James needed just 33 shots to get to 61 – in part because he hit his first eight three-pointers of the game – and erupted for 25 points in the third quarter, also a career high. He added seven rebounds and five assists for good measure.
So, about that MVP race . . .
The general consensus is that Kevin Durant, who leads the league with an average of 31.6 points per game, is still ahead of James, but his lead is narrowing.
“He’s got it, but it’s very, very close,” Sports Illustrated NBA writer Chris Mannix said on The Morning Show. “I’m an MVP voter, and if I had to vote today, I would vote for Kevin Durant, but I’m watching (those) Eastern Conference standings very closely.”
The Heat (43-14) trail the Pacers (46-13) by two games for the top seed in the East.
“LeBron, obviously, from an individual basis, is closing that gap very quickly – if he hasn’t closed it already,” Mannix said. “And if he can find a way, if Miami can find a way to eclipse Indiana in the standings – and with two games to go against the Pacers and only two games back, that’s obviously still very much a possibility – I would have to strongly consider voting for LeBron again, just based on what he’s done with so many injuries to that team.”
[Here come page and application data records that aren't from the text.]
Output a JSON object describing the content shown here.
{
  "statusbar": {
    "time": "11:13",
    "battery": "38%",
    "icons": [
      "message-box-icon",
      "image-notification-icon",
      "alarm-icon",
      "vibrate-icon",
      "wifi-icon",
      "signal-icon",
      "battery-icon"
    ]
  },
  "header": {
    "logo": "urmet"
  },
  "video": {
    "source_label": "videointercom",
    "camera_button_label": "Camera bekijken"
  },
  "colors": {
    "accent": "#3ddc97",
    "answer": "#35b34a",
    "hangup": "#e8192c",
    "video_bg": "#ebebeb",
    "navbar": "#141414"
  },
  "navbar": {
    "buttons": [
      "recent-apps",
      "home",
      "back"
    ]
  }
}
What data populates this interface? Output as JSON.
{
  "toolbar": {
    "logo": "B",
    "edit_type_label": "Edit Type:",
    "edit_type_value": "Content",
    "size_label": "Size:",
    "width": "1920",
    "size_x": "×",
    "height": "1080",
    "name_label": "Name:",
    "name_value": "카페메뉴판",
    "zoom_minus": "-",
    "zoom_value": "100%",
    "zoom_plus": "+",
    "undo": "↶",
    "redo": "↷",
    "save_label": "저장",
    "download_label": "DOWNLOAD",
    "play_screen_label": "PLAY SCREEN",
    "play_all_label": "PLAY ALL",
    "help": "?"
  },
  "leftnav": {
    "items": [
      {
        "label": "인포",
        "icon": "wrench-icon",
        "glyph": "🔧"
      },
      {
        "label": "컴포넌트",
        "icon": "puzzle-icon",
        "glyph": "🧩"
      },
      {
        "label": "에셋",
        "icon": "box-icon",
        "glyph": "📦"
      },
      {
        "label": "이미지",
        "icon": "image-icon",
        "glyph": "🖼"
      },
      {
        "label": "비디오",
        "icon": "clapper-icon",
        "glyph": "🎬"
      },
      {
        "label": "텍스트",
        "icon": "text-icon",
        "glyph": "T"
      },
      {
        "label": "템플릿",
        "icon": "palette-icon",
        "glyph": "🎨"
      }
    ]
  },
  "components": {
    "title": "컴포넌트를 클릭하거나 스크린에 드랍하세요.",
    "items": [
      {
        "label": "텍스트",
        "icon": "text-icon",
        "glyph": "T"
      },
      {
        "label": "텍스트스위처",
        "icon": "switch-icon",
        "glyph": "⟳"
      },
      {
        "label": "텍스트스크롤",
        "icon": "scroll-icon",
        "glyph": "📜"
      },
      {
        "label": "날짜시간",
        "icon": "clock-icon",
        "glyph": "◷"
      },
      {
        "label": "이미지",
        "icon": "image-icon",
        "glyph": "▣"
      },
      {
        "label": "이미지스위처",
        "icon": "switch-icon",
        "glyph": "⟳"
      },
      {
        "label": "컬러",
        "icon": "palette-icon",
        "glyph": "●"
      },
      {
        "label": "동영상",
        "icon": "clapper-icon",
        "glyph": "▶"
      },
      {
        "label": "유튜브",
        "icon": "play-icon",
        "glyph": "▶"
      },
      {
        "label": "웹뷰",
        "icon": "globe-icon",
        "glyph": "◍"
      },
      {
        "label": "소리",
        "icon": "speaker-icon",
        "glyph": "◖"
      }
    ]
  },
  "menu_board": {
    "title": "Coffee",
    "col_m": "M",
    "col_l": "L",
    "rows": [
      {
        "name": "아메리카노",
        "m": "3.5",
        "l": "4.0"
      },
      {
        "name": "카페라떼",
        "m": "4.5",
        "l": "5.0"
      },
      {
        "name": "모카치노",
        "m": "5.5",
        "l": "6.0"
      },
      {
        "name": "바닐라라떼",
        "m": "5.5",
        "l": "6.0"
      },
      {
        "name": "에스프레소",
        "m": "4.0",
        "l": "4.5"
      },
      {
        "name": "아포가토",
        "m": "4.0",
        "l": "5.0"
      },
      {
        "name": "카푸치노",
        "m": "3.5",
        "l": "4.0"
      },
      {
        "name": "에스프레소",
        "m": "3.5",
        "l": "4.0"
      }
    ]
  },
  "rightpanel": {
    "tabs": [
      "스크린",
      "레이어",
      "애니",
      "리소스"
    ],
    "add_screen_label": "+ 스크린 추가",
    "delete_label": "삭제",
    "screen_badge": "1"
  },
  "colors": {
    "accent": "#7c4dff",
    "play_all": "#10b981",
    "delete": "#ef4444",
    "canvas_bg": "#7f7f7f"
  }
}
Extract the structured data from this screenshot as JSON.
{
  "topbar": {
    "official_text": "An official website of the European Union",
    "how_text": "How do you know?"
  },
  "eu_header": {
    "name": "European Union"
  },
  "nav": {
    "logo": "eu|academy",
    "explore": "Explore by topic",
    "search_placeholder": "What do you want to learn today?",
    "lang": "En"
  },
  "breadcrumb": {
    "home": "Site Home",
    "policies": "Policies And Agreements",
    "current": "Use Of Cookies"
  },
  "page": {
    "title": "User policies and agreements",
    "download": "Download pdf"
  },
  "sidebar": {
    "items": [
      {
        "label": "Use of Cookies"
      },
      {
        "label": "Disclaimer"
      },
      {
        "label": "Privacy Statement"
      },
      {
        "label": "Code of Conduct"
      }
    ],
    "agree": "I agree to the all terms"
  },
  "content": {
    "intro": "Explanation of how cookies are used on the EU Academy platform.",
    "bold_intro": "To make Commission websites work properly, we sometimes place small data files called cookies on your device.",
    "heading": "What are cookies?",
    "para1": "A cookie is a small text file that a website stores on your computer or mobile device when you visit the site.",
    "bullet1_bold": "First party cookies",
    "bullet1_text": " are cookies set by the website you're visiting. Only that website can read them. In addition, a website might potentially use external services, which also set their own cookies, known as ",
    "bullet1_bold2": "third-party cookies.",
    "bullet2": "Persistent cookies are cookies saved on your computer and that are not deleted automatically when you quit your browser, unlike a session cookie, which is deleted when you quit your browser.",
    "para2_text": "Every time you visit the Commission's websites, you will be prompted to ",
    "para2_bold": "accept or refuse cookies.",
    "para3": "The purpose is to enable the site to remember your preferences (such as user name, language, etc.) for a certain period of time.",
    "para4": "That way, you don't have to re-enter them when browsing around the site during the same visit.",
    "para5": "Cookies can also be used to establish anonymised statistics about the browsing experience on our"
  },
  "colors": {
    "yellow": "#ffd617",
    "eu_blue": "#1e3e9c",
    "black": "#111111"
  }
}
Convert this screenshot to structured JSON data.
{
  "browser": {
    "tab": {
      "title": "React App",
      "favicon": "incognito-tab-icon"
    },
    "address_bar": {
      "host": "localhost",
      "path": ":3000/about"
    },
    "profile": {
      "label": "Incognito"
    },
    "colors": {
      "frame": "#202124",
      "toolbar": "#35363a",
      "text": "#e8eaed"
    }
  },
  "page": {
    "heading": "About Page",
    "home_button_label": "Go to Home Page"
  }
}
Dwyane Wade, for example, has missed more than a dozen games while battling knee, ankle and foot injuries.
No matter. James is third in the NBA in scoring (27.5 points), 11th in assists (6.4) – he’s the only non-point guard in the top 16 – and is third among small forwards in rebounding (7.0), just behind Durant (7.7) and Carmelo Anthony (8.5).
“Every time Wade’s gone out, (James has) stepped up and helped them win games,” Mannix said. “Again, if it ended today, I would probably give it to Kevin Durant, but with a month to go in the season, there’s certainly plenty of time for LeBron to get back in that race.”
Speaking of getting back in the race, the Chicago Bulls (33-27) have won 10 of their last 13 games and are currently seeded fourth in the Eastern Conference – just one-half of one game behind Toronto (33-26), which is seeded third.
“They’ve been doing it a multitude of ways, really,” Mannix said. “Defensively, they are still incredibly sharp. They contest everything, they get after you, they only give up around 90 points per game – so they’re really aggressive on the defensive end of the floor.
“And offensively, they’ve been a little better over this last month. They’ve only been averaging around 98, 99 points (since early February), but if you’re playing the Bulls, 98, 99 points per game is like 120 against everybody else – because you simply can’t score that much against them.”
Chicago has also diversified its offense after losing Derrick Rose for the second straight season and trading Luol Deng to Cleveland in what Mannix called “the ultimate non-basketball move.” Six Bulls – Carlos Boozer (14.5 points), D.J. Augustin (13.6), Taj Gibson (13.3), Jimmy Butler (12.8), Joakim Noah (12.0) and Mike Dunleavy (11.2) – are averaging double figures.
“You really have to give Chicago a lot of credit for their mental toughness,” Mannix said.
“You’re going to pay a really strong physical toll going up against the Bulls in the playoffs.”